* _Working data_:
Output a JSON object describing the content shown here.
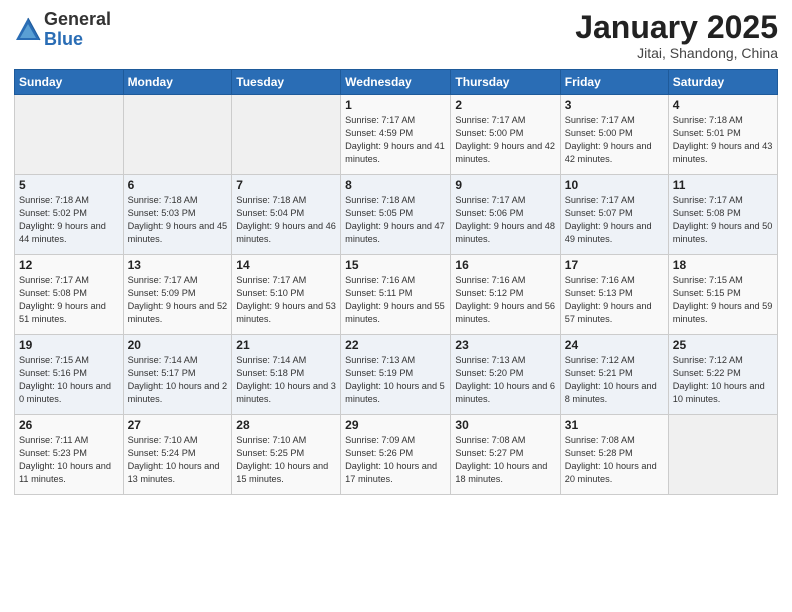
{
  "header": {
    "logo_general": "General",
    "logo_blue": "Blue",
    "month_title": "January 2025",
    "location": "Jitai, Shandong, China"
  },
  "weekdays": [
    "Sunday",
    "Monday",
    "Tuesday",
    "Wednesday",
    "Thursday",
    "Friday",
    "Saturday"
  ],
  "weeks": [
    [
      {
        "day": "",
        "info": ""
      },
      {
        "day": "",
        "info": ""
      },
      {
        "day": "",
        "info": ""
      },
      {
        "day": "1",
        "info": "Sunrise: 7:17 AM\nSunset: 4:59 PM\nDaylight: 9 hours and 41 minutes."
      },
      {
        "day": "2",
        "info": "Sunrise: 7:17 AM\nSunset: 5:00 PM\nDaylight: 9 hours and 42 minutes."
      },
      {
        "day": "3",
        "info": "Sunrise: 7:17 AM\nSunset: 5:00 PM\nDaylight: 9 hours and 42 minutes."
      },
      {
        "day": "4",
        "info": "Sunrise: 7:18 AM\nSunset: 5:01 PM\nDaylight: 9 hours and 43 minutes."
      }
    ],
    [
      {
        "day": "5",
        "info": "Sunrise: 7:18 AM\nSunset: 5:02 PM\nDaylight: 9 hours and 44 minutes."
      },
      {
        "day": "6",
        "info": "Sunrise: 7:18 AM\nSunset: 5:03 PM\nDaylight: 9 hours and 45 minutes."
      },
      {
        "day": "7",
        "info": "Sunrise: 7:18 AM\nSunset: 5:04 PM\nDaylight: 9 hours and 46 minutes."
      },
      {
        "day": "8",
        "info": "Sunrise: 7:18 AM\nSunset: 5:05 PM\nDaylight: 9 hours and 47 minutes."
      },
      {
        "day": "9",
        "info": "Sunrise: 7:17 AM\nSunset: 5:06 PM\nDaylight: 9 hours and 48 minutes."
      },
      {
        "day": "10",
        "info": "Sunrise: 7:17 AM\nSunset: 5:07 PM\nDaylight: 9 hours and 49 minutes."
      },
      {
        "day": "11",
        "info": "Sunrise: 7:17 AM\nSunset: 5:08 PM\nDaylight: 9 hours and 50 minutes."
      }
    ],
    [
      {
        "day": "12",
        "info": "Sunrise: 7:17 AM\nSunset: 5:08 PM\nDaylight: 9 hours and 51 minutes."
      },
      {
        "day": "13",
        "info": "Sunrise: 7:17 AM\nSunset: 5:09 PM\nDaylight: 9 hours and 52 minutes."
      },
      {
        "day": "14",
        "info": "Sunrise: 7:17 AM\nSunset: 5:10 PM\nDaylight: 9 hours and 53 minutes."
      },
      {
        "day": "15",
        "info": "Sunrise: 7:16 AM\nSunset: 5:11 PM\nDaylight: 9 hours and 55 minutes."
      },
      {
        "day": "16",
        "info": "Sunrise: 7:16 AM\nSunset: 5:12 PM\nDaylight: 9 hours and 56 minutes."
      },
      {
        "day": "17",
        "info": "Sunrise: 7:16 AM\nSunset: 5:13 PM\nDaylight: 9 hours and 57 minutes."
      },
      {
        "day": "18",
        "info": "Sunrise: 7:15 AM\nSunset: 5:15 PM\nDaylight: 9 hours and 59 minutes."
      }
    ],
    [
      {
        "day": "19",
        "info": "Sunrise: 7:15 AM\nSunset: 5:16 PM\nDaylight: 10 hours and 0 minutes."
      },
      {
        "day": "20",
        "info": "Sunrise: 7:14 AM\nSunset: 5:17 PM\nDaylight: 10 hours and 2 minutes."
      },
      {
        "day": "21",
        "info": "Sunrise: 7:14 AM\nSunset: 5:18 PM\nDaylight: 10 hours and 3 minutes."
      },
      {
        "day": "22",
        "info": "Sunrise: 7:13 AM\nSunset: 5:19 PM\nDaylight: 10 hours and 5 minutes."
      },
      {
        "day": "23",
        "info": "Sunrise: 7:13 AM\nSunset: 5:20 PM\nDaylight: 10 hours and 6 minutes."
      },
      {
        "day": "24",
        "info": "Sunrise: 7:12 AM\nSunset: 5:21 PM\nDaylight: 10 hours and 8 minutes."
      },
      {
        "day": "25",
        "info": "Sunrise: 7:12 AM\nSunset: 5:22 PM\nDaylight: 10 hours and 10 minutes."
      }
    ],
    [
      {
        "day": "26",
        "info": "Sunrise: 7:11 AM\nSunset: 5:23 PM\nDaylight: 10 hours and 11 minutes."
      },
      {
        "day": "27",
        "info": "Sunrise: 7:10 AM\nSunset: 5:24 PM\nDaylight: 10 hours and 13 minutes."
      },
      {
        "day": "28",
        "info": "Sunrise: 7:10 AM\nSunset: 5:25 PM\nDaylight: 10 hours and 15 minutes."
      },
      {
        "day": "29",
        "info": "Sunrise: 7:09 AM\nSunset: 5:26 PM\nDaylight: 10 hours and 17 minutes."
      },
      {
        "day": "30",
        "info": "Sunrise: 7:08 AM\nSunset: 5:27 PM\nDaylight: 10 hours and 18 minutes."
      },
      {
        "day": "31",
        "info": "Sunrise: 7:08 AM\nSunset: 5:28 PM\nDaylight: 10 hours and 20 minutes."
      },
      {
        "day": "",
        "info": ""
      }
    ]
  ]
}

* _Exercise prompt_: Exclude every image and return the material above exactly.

* _Written solution_:
Output a JSON object describing the content shown here.
{
  "header": {
    "logo_general": "General",
    "logo_blue": "Blue",
    "month_title": "January 2025",
    "location": "Jitai, Shandong, China"
  },
  "weekdays": [
    "Sunday",
    "Monday",
    "Tuesday",
    "Wednesday",
    "Thursday",
    "Friday",
    "Saturday"
  ],
  "weeks": [
    [
      {
        "day": "",
        "info": ""
      },
      {
        "day": "",
        "info": ""
      },
      {
        "day": "",
        "info": ""
      },
      {
        "day": "1",
        "info": "Sunrise: 7:17 AM\nSunset: 4:59 PM\nDaylight: 9 hours and 41 minutes."
      },
      {
        "day": "2",
        "info": "Sunrise: 7:17 AM\nSunset: 5:00 PM\nDaylight: 9 hours and 42 minutes."
      },
      {
        "day": "3",
        "info": "Sunrise: 7:17 AM\nSunset: 5:00 PM\nDaylight: 9 hours and 42 minutes."
      },
      {
        "day": "4",
        "info": "Sunrise: 7:18 AM\nSunset: 5:01 PM\nDaylight: 9 hours and 43 minutes."
      }
    ],
    [
      {
        "day": "5",
        "info": "Sunrise: 7:18 AM\nSunset: 5:02 PM\nDaylight: 9 hours and 44 minutes."
      },
      {
        "day": "6",
        "info": "Sunrise: 7:18 AM\nSunset: 5:03 PM\nDaylight: 9 hours and 45 minutes."
      },
      {
        "day": "7",
        "info": "Sunrise: 7:18 AM\nSunset: 5:04 PM\nDaylight: 9 hours and 46 minutes."
      },
      {
        "day": "8",
        "info": "Sunrise: 7:18 AM\nSunset: 5:05 PM\nDaylight: 9 hours and 47 minutes."
      },
      {
        "day": "9",
        "info": "Sunrise: 7:17 AM\nSunset: 5:06 PM\nDaylight: 9 hours and 48 minutes."
      },
      {
        "day": "10",
        "info": "Sunrise: 7:17 AM\nSunset: 5:07 PM\nDaylight: 9 hours and 49 minutes."
      },
      {
        "day": "11",
        "info": "Sunrise: 7:17 AM\nSunset: 5:08 PM\nDaylight: 9 hours and 50 minutes."
      }
    ],
    [
      {
        "day": "12",
        "info": "Sunrise: 7:17 AM\nSunset: 5:08 PM\nDaylight: 9 hours and 51 minutes."
      },
      {
        "day": "13",
        "info": "Sunrise: 7:17 AM\nSunset: 5:09 PM\nDaylight: 9 hours and 52 minutes."
      },
      {
        "day": "14",
        "info": "Sunrise: 7:17 AM\nSunset: 5:10 PM\nDaylight: 9 hours and 53 minutes."
      },
      {
        "day": "15",
        "info": "Sunrise: 7:16 AM\nSunset: 5:11 PM\nDaylight: 9 hours and 55 minutes."
      },
      {
        "day": "16",
        "info": "Sunrise: 7:16 AM\nSunset: 5:12 PM\nDaylight: 9 hours and 56 minutes."
      },
      {
        "day": "17",
        "info": "Sunrise: 7:16 AM\nSunset: 5:13 PM\nDaylight: 9 hours and 57 minutes."
      },
      {
        "day": "18",
        "info": "Sunrise: 7:15 AM\nSunset: 5:15 PM\nDaylight: 9 hours and 59 minutes."
      }
    ],
    [
      {
        "day": "19",
        "info": "Sunrise: 7:15 AM\nSunset: 5:16 PM\nDaylight: 10 hours and 0 minutes."
      },
      {
        "day": "20",
        "info": "Sunrise: 7:14 AM\nSunset: 5:17 PM\nDaylight: 10 hours and 2 minutes."
      },
      {
        "day": "21",
        "info": "Sunrise: 7:14 AM\nSunset: 5:18 PM\nDaylight: 10 hours and 3 minutes."
      },
      {
        "day": "22",
        "info": "Sunrise: 7:13 AM\nSunset: 5:19 PM\nDaylight: 10 hours and 5 minutes."
      },
      {
        "day": "23",
        "info": "Sunrise: 7:13 AM\nSunset: 5:20 PM\nDaylight: 10 hours and 6 minutes."
      },
      {
        "day": "24",
        "info": "Sunrise: 7:12 AM\nSunset: 5:21 PM\nDaylight: 10 hours and 8 minutes."
      },
      {
        "day": "25",
        "info": "Sunrise: 7:12 AM\nSunset: 5:22 PM\nDaylight: 10 hours and 10 minutes."
      }
    ],
    [
      {
        "day": "26",
        "info": "Sunrise: 7:11 AM\nSunset: 5:23 PM\nDaylight: 10 hours and 11 minutes."
      },
      {
        "day": "27",
        "info": "Sunrise: 7:10 AM\nSunset: 5:24 PM\nDaylight: 10 hours and 13 minutes."
      },
      {
        "day": "28",
        "info": "Sunrise: 7:10 AM\nSunset: 5:25 PM\nDaylight: 10 hours and 15 minutes."
      },
      {
        "day": "29",
        "info": "Sunrise: 7:09 AM\nSunset: 5:26 PM\nDaylight: 10 hours and 17 minutes."
      },
      {
        "day": "30",
        "info": "Sunrise: 7:08 AM\nSunset: 5:27 PM\nDaylight: 10 hours and 18 minutes."
      },
      {
        "day": "31",
        "info": "Sunrise: 7:08 AM\nSunset: 5:28 PM\nDaylight: 10 hours and 20 minutes."
      },
      {
        "day": "",
        "info": ""
      }
    ]
  ]
}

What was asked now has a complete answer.